 DEHRADUN: For those who equated Corbett with just tigers, think again. As per the recent elephant estimation exercise conducted in Uttarakhand in June, Corbett Tiger Reserve (CTR) has emerged as one of the main bastions of elephants with the presence of as many as 1,035 pachyderms being recorded in the reserve.

According to the estimation exercise, the state has a total of 1,797 elephants which is an increase of 15% over the last estimate carried out in 2012, when 1,559 elephants were recorded. It is also a rise of almost 33% over the last census of 2007 when 1,346 elephants were counted.

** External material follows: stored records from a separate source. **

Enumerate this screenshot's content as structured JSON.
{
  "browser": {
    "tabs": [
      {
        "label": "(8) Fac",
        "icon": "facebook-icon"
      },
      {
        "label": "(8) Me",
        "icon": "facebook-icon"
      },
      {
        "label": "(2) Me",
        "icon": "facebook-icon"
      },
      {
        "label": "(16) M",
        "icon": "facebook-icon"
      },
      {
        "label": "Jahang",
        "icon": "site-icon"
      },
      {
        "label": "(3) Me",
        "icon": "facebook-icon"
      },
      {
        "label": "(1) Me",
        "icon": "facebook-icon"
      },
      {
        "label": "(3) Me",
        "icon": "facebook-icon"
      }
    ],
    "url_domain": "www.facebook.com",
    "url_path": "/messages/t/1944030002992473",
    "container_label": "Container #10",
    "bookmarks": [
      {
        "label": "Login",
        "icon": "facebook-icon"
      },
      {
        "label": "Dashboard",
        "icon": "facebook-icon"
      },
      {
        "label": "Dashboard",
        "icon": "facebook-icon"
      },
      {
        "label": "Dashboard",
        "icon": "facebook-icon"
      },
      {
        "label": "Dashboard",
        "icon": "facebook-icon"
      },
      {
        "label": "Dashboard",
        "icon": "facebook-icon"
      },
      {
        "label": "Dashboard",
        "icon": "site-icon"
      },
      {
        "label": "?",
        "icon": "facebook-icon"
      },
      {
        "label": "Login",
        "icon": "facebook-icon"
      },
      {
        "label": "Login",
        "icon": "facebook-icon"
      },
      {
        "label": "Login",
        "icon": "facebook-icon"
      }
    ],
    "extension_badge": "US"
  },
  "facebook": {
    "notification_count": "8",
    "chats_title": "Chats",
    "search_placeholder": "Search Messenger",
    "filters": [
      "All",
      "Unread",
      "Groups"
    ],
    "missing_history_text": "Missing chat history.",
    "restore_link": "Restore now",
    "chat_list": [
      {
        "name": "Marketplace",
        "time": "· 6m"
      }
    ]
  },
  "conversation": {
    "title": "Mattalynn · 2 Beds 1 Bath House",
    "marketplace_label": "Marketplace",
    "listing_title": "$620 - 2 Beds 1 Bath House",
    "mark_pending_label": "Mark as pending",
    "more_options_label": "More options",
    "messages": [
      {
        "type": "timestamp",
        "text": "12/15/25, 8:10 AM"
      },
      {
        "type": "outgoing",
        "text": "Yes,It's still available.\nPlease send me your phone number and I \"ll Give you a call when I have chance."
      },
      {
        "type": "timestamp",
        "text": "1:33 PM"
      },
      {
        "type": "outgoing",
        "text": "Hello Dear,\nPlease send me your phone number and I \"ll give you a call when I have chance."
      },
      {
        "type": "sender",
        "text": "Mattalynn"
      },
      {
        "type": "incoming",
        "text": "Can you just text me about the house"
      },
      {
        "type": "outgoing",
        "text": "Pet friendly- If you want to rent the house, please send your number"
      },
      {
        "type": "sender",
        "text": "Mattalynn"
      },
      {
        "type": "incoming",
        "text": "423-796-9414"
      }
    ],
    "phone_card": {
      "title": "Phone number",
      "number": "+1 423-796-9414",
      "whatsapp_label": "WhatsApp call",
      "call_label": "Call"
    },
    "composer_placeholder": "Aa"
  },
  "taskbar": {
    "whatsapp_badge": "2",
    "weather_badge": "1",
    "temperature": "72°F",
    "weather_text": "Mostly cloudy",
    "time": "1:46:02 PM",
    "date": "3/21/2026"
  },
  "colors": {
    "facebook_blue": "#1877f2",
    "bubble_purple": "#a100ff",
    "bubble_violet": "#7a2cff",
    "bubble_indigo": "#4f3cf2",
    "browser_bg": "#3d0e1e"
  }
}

Elaborating on the methodology used for the estimation exercise, Dinesh Aggarwal, state forest minister, told TOI, "The estimation was conducted in CTR, Rajaji Tiger Reserve (RTR) and 11 territorial divisions of Shivalik, Eastern & Northern Kumaon and Bhagirathi circles covering an area of 6643.5 sq km. Methodology for the estimation procedure was based on direct synchronized counts and detailed information about each elephant sighting. GPS coordinates were recorded and reviewed and collated at the Wildlife Institute of India."

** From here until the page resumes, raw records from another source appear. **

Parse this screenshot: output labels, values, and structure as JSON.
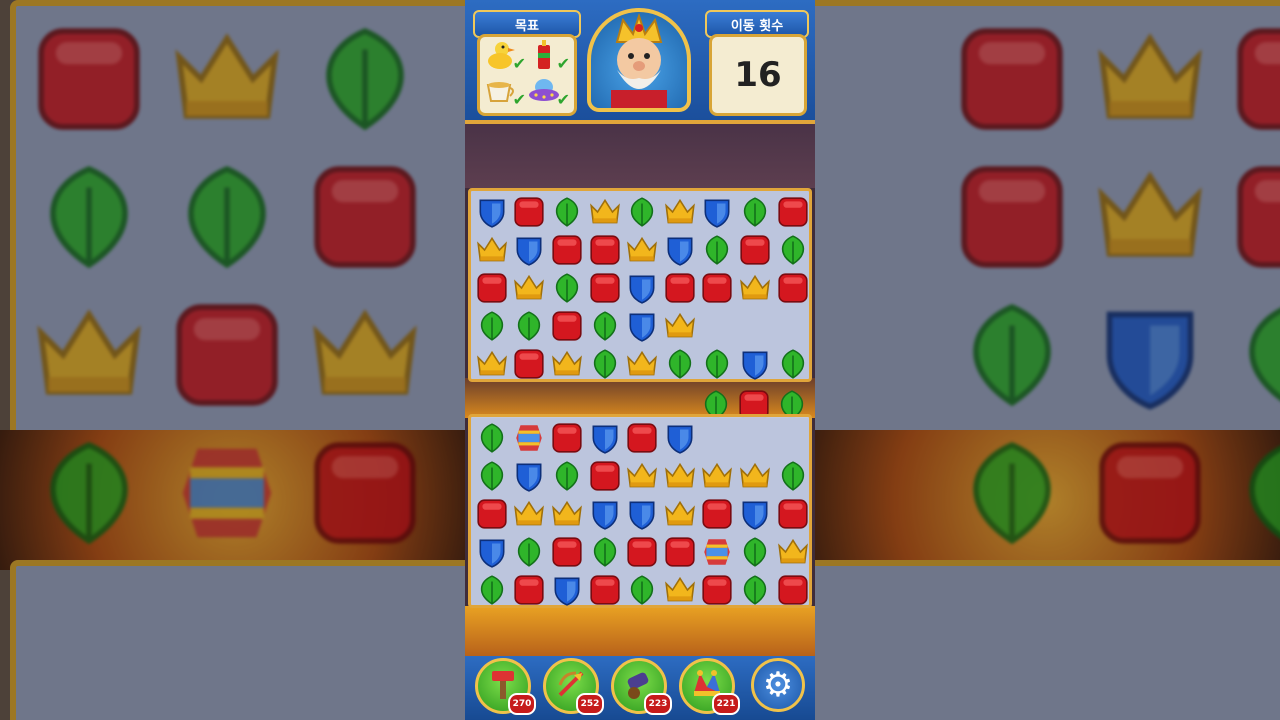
{
  "goal_label": "목표",
  "moves_label": "이동 횟수",
  "moves_value": "16",
  "goals": [
    {
      "icon": "duck-icon",
      "done": true
    },
    {
      "icon": "firework-icon",
      "done": true
    },
    {
      "icon": "teacup-icon",
      "done": true
    },
    {
      "icon": "ufo-icon",
      "done": true
    }
  ],
  "board_top": [
    [
      "B",
      "R",
      "G",
      "C",
      "G",
      "C",
      "B",
      "G",
      "R"
    ],
    [
      "C",
      "B",
      "R",
      "R",
      "C",
      "B",
      "G",
      "R",
      "G"
    ],
    [
      "R",
      "C",
      "G",
      "R",
      "B",
      "R",
      "R",
      "C",
      "R"
    ],
    [
      "G",
      "G",
      "R",
      "G",
      "B",
      "C",
      "",
      "",
      ""
    ],
    [
      "C",
      "R",
      "C",
      "G",
      "C",
      "G",
      "G",
      "B",
      "G"
    ]
  ],
  "board_extra": [
    "G",
    "R",
    "G"
  ],
  "board_bottom": [
    [
      "G",
      "T",
      "R",
      "B",
      "R",
      "B",
      "",
      "",
      ""
    ],
    [
      "G",
      "B",
      "G",
      "R",
      "C",
      "C",
      "C",
      "C",
      "G"
    ],
    [
      "R",
      "C",
      "C",
      "B",
      "B",
      "C",
      "R",
      "B",
      "R"
    ],
    [
      "B",
      "G",
      "R",
      "G",
      "R",
      "R",
      "T",
      "G",
      "C"
    ],
    [
      "G",
      "R",
      "B",
      "R",
      "G",
      "C",
      "R",
      "G",
      "R"
    ]
  ],
  "boosters": [
    {
      "icon": "hammer-icon",
      "count": "270"
    },
    {
      "icon": "arrow-icon",
      "count": "252"
    },
    {
      "icon": "cannon-icon",
      "count": "223"
    },
    {
      "icon": "jester-hat-icon",
      "count": "221"
    }
  ],
  "settings_icon": "gear-icon",
  "colors": {
    "red": "#d4171f",
    "green": "#2fb52a",
    "blue": "#1f5fd6",
    "yellow": "#f2b61c"
  }
}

The steady increase in jumbo numbers, coming as it does after a 50% increase registered in tiger sightings in Corbett, has left state wildlife officials quite ecstatic. Dhananjay Mohan, who headed the elephant population estimation exercise, told TOI, "Our effort to improve the habitat conditions in Corbett has paid off. In the last few years, special efforts were made to remove weeds and lantana here, which helped in expanding the feeding ground for elephants." Another reason, according to Anil Dutt, principal chief conservator of forests (wildlife), is that Corbett also has the Ramganga river, a perennial source of water for the elephants because of which the ranges situated close to it, such as Dhikala and adjoining Sardpuli also accounted for 242 and 193 elephants respectively.

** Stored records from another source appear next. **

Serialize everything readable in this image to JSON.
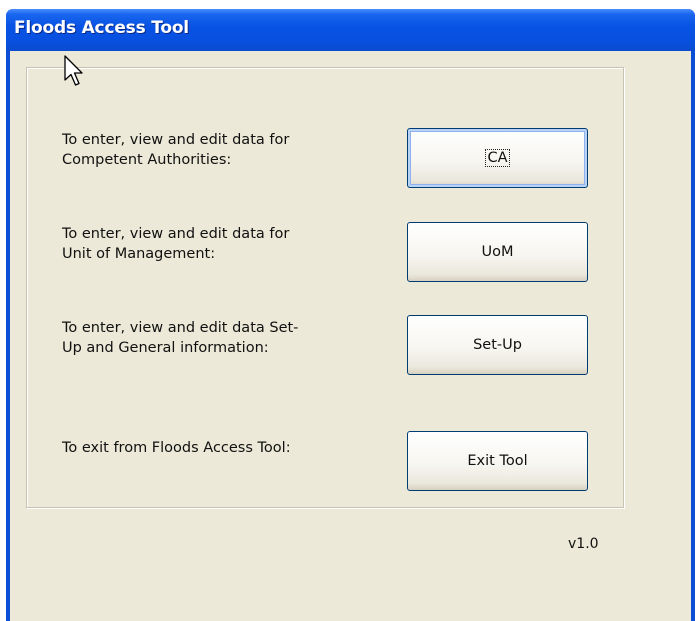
{
  "window": {
    "title": "Floods Access Tool"
  },
  "rows": [
    {
      "description_line1": "To enter, view and edit data for",
      "description_line2": "Competent Authorities:",
      "button_label": "CA"
    },
    {
      "description_line1": "To enter, view and edit data for",
      "description_line2": "Unit of Management:",
      "button_label": "UoM"
    },
    {
      "description_line1": "To enter, view and edit data Set-",
      "description_line2": "Up and General information:",
      "button_label": "Set-Up"
    },
    {
      "description_line1": "To exit from Floods Access Tool:",
      "description_line2": "",
      "button_label": "Exit Tool"
    }
  ],
  "version": "v1.0",
  "icons": {
    "cursor": "mouse-pointer-icon"
  },
  "colors": {
    "titlebar": "#0853e4",
    "client_background": "#ece9d8",
    "button_border": "#003c74"
  }
}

Incidentally, the state's adult male-to-female elephant ratio (there are roughly twice as many females than males) is also one of the healthiest in the world, which indicates that elephant poaching is considerably controlled in Uttarakhand vis-a-vis other elephant-dominated regions like South India where poaching has considerably skewed the sex ratio. The population structure is also encouraging with nearly a fourth of the population under five years of age, which indicates a good breeding potential and a promising future for the pachyderm population in the state, according to officials.